This week he was arrested at Heathrow Airport regarding the aforementioned claim. See here: http://www.bbc.com/news/uk-wales-37437498
From what is read he hasn’t yet been charged, it is alleged only that he has committed murder. However more details appear here, http://www.moordatlas.nl/event/2156?backend=0
What is the moral of this story I wonder? If you’ve killed someone, don’t tell anyone? I doubt it, that’s just plain common sense. How about apply to life what chess teaches you, such as think before you act? Well that doesn’t quite work because we aren’t purely rational creatures, I think the moral of the story must be don’t lob junkies into canals after you’ve knocked them out. It’s not terribly British and when being robbed in Amsterdam its awfully impolite not to offer to go dutch -thus pocketing half the dinero!

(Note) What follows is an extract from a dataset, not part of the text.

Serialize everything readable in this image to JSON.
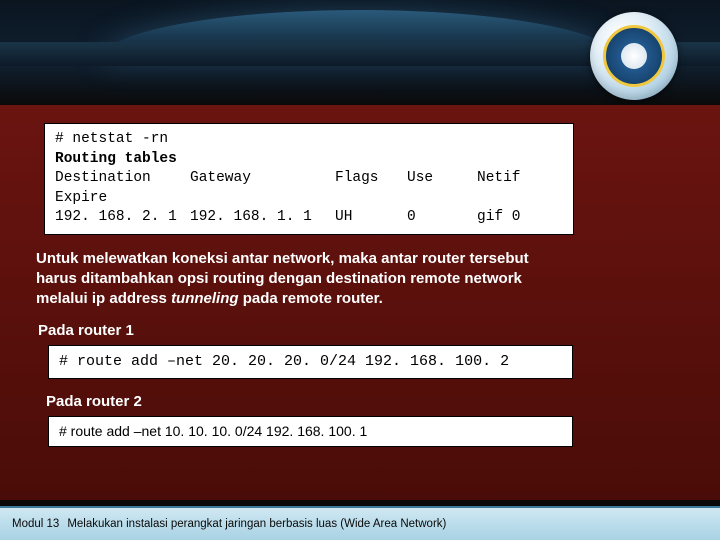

I wonder what will come of all this… .
The Bedfordshire county chess team may benefit from extra firepower next season after I was contacted by ‘Big Vern’, about playing on the bottom board. ‘Big Vern’ whose exploits and activities are sometimes the subject of a comic strip in Viz, has recently been spotted in the Ukraine, as is verified here.
The ‘Vern’ plans to give his ‘shootahs’ a rest and lie-low for a bit, going incognito somewhere quiet like Kempston or Harrold, far away from the murky underworld he usually inhabits. ‘Big Vern’ apparently learnt the game whilst ‘goin’ grey in a chokey (British slang for prison)’ as he put it, and ‘might be available some Sundays’ I am informed.
A warm welcome to ‘Big Vern’.
We have all been told time after time just how great the Soviets were at chess and having read almost every publication translated into English about them, I have more than a few ideas why. The following list shows how dominant the Soviet players were at the Olympiads they played in, but bear in mind for political reasons the Soviets only began participating from the 1950s onwards.
Courtesy of the English Chess Forum here is the list of players who beat a Soviet at the Olympiads.
23 losses in total -scary!
London has a Draughts Cafe apparently but don’t just play draughts there.
Details can be found here http://www.draughtslondon.com/